nav search
Data Center Software Security Transformation DevOps Business Personal Tech Science Emergent Tech Bootnotes BOFH

BBC post-Savile culture change means staff can 'speak truth to power'

'Everyone knew DMI was going wrong but didn’t say anything'

By Kat Hall, 26 May 2016

In the post-Savile BBC era staff won't be punished for "speaking truth to power" – one of the main issues behind the canned £126m Digital Media Initiative, director general of the BBC Tony Hall told MPs.

Appearing in front of a Parliamentary select committee on the BBC’s critical projects, Hall said: "One of the things that struck me most about DMI was that everyone knew it was going wrong but didn’t say anything. Post Savile people won’t be penalised for that. That is a really important big cultural change we are trying to bring about."

The committee was grilling Beeb execs following a National Audit Office report examining the effectiveness of the BBC's arrangements for overseeing critical projects, including changes made following the failure of its DMI.

Since the costly failure of the £126m Digital Media Initiative, the NAO report found the BBC has made improvements to its processes and increased accountability.

However, it found the £75m “agile” MyBBC IT project has evaded scrutiny because managers could make up the benefits as they went along.

The project intends to allow the BBC to collect more accurate data on audiences and provide programmes that reflect their preferences on services such as iPlayer.

Nicholas Prettejohn, trustee and chair of the BBC Trust's Value for Money Committee, acknowledged the project should have had an assessment of benefits much sooner. He said: "Having said that MyBBC was the subject of continuous discussion [in terms of its] benefits and purpose."

He added that MyBBC is an "existential" question for the BBC: "If you look at all retail, media and consumer companies they are all seeking to do what MyBBC is trying to do... to bring a more direct personalised relationship with the customer."

Asked which project kept him awake at night, Prettejohn said: "If I had to pick out one it would have to be MyBBC... because [it is of] such fundamental strategic importance to the future."

Hall said signed-in users on MyBBC consumed 40 per cent of its content, justifying the investment in the scheme as creating better value for taxpayers' TV licence fees.

On the subject of cultural change, Hall said the organisation will ensure that what happened in the Savile period, where DJ and TV personality Jimmy Savile sexually abused hundreds of children with apparent impunity from BBC bosses despite numerous complaints being raised, will never happen again.

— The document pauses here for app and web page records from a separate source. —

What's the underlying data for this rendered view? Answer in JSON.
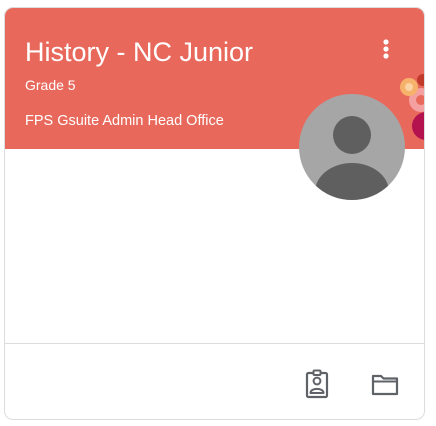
{
  "card": {
    "title": "History - NC Junior",
    "section": "Grade 5",
    "owner": "FPS Gsuite Admin Head Office"
  },
  "colors": {
    "header": "#e8695c",
    "text_on_header": "#ffffff",
    "avatar_bg": "#a6a6a6",
    "avatar_figure": "#5f5f5f",
    "icon": "#5f6368",
    "divider": "#dadce0"
  },
  "icons": {
    "more": "more-vert-icon",
    "avatar": "person-icon",
    "work": "assignment-ind-icon",
    "folder": "folder-icon"
  }
}
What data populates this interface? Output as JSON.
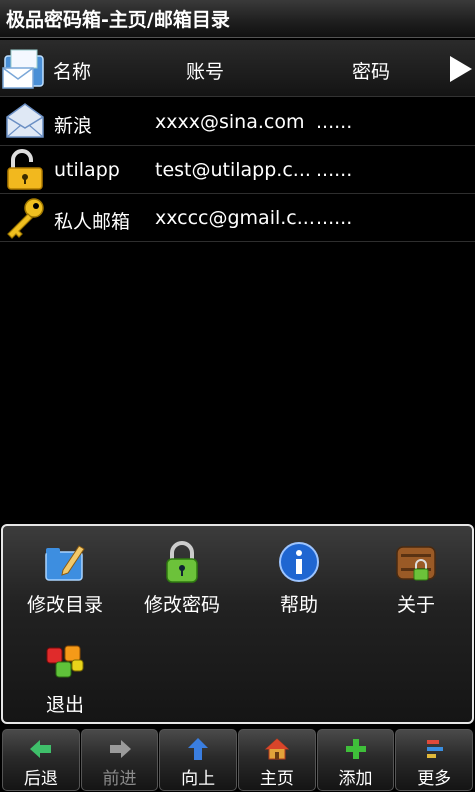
{
  "title": "极品密码箱-主页/邮箱目录",
  "header": {
    "icon": "mail-folder-icon",
    "col_name": "名称",
    "col_account": "账号",
    "col_password": "密码",
    "play_icon": "play-arrow-icon"
  },
  "rows": [
    {
      "icon": "envelope-icon",
      "name": "新浪",
      "account": "xxxx@sina.com",
      "password": "......"
    },
    {
      "icon": "open-padlock-icon",
      "name": "utilapp",
      "account": "test@utilapp.c...",
      "password": "......"
    },
    {
      "icon": "key-icon",
      "name": "私人邮箱",
      "account": "xxccc@gmail.c...",
      "password": "......"
    }
  ],
  "menu": {
    "items": [
      {
        "icon": "edit-folder-icon",
        "label": "修改目录"
      },
      {
        "icon": "green-padlock-icon",
        "label": "修改密码"
      },
      {
        "icon": "info-icon",
        "label": "帮助"
      },
      {
        "icon": "safe-box-icon",
        "label": "关于"
      },
      {
        "icon": "cubes-exit-icon",
        "label": "退出"
      }
    ]
  },
  "toolbar": {
    "items": [
      {
        "icon": "arrow-left-icon",
        "label": "后退",
        "disabled": false
      },
      {
        "icon": "arrow-right-icon",
        "label": "前进",
        "disabled": true
      },
      {
        "icon": "arrow-up-icon",
        "label": "向上",
        "disabled": false
      },
      {
        "icon": "home-icon",
        "label": "主页",
        "disabled": false
      },
      {
        "icon": "plus-icon",
        "label": "添加",
        "disabled": false
      },
      {
        "icon": "more-icon",
        "label": "更多",
        "disabled": false
      }
    ]
  }
}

"[We want the] culture of organisation so people can speak truth to power," Hall said. "That is much tougher, we are looking at ways in which we can be clearer from what we expect out of managers and teams working with them." ®

The Register - Independent news and views for the tech community. Part of Situation Publishing